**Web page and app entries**
______

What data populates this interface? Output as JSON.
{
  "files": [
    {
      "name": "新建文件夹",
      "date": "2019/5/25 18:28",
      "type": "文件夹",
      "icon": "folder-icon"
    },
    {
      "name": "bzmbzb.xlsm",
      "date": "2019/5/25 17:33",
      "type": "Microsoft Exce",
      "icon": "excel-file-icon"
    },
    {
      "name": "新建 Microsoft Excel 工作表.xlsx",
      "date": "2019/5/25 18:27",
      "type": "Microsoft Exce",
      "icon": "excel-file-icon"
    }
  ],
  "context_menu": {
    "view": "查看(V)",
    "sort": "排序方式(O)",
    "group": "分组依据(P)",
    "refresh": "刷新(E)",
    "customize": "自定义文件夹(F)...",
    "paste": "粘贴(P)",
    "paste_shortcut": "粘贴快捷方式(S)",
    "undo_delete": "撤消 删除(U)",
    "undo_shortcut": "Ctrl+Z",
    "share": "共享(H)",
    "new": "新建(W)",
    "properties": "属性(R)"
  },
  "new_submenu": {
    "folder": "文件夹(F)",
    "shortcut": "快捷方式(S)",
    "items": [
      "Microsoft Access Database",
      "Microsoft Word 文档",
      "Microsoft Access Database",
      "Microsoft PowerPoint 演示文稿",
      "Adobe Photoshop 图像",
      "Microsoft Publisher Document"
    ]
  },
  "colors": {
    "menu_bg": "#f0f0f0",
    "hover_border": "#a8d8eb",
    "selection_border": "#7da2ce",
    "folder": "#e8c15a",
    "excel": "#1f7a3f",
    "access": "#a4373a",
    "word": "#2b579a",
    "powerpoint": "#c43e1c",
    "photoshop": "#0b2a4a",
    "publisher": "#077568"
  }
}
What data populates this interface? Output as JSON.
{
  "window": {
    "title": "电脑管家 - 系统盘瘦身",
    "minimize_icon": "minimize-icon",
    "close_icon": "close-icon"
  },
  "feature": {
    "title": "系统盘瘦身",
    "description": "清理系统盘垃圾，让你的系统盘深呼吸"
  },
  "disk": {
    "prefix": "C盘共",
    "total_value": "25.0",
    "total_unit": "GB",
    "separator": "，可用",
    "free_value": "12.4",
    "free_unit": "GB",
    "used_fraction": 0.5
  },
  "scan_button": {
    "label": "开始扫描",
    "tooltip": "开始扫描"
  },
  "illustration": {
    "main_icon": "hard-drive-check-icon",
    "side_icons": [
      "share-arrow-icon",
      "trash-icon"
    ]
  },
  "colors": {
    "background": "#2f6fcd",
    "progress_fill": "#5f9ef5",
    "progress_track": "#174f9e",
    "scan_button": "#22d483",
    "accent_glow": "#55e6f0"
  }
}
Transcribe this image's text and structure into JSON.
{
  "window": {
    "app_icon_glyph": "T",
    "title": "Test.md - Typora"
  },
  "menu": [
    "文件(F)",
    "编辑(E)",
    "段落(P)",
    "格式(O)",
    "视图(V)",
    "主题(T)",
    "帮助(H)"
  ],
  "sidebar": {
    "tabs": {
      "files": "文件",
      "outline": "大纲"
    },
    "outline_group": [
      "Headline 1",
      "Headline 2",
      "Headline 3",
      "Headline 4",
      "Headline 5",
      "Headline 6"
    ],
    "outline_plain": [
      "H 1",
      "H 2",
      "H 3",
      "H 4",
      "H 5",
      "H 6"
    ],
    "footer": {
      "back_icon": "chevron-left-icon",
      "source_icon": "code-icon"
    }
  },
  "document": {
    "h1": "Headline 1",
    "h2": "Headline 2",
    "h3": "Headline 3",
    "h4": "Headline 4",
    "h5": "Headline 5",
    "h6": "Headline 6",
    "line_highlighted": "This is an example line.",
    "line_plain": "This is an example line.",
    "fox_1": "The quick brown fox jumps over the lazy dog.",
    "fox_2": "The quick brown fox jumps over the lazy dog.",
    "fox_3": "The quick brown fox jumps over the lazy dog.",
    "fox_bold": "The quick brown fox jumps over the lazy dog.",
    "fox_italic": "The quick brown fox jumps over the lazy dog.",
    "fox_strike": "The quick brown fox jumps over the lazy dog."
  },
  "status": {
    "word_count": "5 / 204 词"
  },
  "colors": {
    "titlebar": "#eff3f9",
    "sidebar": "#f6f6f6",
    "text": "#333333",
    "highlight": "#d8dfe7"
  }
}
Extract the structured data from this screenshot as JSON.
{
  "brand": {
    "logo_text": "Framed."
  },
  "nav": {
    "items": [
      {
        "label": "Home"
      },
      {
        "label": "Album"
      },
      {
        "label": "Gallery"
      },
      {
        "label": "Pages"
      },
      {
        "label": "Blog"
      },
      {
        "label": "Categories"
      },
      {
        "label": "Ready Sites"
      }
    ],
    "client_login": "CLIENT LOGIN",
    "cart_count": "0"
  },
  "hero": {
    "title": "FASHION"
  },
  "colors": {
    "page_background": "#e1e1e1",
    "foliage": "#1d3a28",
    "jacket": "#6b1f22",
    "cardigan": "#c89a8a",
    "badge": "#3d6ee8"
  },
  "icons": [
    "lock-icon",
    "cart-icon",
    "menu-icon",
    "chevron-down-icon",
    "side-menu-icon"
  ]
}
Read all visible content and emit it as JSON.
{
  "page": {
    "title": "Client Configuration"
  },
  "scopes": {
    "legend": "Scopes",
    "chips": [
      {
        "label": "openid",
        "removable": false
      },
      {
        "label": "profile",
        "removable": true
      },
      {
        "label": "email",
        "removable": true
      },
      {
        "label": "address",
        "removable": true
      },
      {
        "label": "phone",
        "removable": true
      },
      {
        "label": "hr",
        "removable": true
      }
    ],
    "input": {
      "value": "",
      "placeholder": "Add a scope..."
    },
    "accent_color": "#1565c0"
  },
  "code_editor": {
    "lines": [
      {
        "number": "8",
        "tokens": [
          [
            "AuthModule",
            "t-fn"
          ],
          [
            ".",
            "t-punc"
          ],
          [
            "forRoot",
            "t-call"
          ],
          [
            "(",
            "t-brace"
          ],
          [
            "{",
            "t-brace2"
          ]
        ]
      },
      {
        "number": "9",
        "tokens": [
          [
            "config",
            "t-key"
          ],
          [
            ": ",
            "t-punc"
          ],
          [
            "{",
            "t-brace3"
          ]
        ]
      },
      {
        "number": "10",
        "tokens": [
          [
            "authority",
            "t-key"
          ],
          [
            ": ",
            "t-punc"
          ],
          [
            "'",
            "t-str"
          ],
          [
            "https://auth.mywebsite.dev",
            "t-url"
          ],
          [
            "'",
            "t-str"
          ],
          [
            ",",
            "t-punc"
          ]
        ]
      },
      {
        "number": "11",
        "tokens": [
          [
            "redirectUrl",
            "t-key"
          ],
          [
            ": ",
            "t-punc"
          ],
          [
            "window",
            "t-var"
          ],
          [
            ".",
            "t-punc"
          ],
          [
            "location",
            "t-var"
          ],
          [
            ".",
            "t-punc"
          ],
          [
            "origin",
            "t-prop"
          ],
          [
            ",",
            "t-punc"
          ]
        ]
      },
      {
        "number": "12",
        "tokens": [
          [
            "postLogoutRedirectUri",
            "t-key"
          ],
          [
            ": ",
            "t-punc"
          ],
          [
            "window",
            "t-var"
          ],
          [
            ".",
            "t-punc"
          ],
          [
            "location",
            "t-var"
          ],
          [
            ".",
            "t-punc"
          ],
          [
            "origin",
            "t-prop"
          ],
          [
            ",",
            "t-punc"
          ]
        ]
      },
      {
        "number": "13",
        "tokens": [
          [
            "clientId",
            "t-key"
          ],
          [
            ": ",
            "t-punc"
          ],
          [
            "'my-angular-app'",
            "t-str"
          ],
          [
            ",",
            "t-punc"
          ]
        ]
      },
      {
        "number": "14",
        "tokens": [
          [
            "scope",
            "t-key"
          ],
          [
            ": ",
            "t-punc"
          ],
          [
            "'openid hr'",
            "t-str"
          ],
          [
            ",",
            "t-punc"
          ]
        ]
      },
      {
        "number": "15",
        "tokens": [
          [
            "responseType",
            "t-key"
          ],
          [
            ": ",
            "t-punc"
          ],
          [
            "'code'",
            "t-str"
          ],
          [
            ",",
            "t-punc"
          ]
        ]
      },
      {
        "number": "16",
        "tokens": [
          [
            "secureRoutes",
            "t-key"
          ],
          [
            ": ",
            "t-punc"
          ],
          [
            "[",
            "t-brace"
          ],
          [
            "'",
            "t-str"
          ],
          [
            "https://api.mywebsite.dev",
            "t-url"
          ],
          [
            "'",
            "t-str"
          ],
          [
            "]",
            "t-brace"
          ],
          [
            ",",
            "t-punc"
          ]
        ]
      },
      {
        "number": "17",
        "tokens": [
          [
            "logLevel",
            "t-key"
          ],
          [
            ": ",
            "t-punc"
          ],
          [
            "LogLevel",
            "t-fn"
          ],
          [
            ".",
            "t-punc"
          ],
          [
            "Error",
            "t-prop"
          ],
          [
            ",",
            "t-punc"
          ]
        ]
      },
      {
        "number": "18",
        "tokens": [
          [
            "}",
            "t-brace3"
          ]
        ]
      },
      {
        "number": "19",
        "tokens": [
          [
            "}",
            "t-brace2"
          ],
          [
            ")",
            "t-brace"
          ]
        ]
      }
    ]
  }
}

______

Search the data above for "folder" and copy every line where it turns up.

**RESPONSE**
      "icon": "folder-icon"
    "folder": "文件夹(F)",
    "folder": "#e8c15a",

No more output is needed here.